  • Witch’s Broom* Seedling — see above. Occasionally a witch’s broom will produce seed or pollen cones that will carry unique DNA. If one propagates seedlings derived from witch’s broom cones, wonderful and strange plants may result. For example, see Pinus sylvestris ‘Bexel.’
  • Genera and Species — wild natural trees and plants formally described and named by botanists and taxonomists.

 

Note: The origin of the English phrase “witch’s broom” is the German Hexenbesen, which means “the broom of a/the witch”.  You may see it styled ‘witches broom’ or ‘witches’ broom’ from time to time, but the ACS takes the position that it is singular possessive (witch’s) and is so named because the dense mass of shoots emanating from a single point resemble a witch’s broom. Witch’s brooms are spontaneous mutations and their origins are not completely understood, but may arise from viruses, insects, climatic conditions or a combination of some or all of the above. The 2016 Winter ConiferQuarterly contains an article about the etymology of the term.

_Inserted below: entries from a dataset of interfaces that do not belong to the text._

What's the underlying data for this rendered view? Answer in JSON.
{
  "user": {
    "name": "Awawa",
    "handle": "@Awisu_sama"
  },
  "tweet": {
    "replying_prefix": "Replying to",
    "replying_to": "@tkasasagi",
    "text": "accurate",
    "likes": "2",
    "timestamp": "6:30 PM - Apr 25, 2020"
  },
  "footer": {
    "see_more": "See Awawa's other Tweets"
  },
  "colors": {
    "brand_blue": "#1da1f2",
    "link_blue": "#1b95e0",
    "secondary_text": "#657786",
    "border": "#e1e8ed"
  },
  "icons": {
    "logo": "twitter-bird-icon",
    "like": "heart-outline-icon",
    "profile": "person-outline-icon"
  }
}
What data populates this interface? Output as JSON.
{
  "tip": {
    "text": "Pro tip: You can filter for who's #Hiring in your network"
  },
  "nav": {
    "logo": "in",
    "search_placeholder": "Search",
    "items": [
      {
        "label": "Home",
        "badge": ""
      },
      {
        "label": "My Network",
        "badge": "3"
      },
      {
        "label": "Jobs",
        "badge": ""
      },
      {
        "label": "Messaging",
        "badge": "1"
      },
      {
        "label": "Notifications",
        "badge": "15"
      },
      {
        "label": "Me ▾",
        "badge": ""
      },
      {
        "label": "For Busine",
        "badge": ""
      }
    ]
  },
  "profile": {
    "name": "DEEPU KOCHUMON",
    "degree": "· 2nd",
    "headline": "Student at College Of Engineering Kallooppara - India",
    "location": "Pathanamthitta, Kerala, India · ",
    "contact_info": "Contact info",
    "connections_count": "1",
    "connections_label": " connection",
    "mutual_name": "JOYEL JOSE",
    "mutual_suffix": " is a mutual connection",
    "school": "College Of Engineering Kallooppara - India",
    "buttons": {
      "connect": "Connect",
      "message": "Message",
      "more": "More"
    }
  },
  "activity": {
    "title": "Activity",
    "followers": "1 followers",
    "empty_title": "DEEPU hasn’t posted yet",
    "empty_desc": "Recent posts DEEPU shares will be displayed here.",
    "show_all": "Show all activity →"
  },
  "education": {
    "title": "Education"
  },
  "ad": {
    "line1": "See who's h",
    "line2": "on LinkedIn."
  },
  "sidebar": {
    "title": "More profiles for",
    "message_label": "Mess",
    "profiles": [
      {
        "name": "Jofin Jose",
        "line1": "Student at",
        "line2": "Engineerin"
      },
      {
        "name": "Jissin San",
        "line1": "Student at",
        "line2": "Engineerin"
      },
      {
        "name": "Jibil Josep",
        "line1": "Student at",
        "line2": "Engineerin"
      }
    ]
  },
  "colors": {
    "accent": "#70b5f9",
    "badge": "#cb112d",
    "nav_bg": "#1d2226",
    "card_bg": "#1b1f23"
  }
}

Editor’s Note:  Want to learn more about Conifers?  Become a member of the American Conifer Society and receive our renowned ConiferQuarterly, with articles written by some of the most respected plantsmen and women in the country.  You will also be eligible for discounts from many nurseries and help to promote the development, propagation and conservation of conifers around the world.  JOIN HERE!

Tex_CircleOak_20120425_0959